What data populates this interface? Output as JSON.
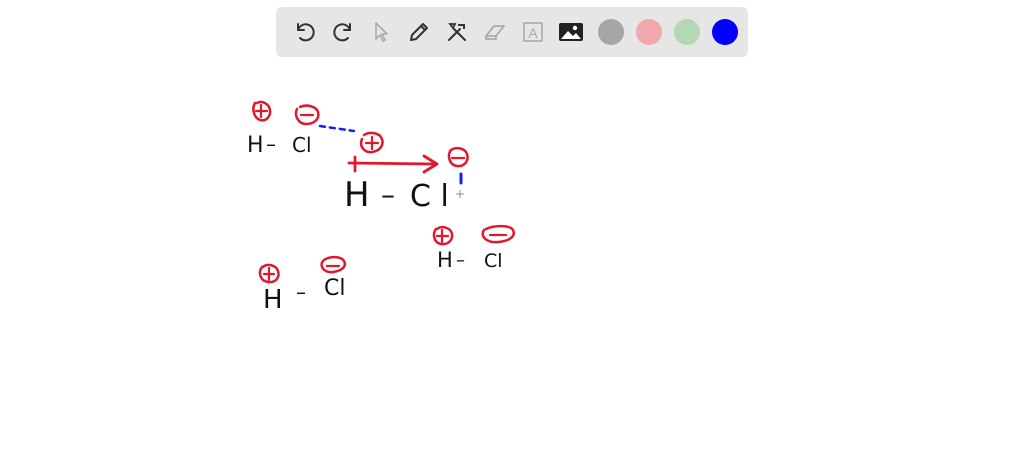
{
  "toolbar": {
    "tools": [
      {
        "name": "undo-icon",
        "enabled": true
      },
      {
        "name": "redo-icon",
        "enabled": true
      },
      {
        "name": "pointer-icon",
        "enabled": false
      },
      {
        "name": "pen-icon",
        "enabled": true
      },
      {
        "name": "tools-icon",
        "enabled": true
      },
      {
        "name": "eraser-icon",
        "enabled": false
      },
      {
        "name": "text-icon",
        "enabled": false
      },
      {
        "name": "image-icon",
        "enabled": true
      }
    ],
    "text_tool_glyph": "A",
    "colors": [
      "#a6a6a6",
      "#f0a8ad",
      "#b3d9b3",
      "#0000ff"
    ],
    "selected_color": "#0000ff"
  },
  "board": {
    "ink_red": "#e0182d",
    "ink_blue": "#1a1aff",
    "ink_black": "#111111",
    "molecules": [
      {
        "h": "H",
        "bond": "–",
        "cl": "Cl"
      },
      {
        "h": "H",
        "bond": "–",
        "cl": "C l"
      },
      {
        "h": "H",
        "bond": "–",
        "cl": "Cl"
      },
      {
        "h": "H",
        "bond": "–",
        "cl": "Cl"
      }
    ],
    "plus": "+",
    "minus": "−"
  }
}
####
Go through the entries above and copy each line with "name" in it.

        "name": "undo-icon",
        "name": "redo-icon",
        "name": "pointer-icon",
        "name": "pen-icon",
        "name": "tools-icon",
        "name": "eraser-icon",
        "name": "text-icon",
        "name": "image-icon",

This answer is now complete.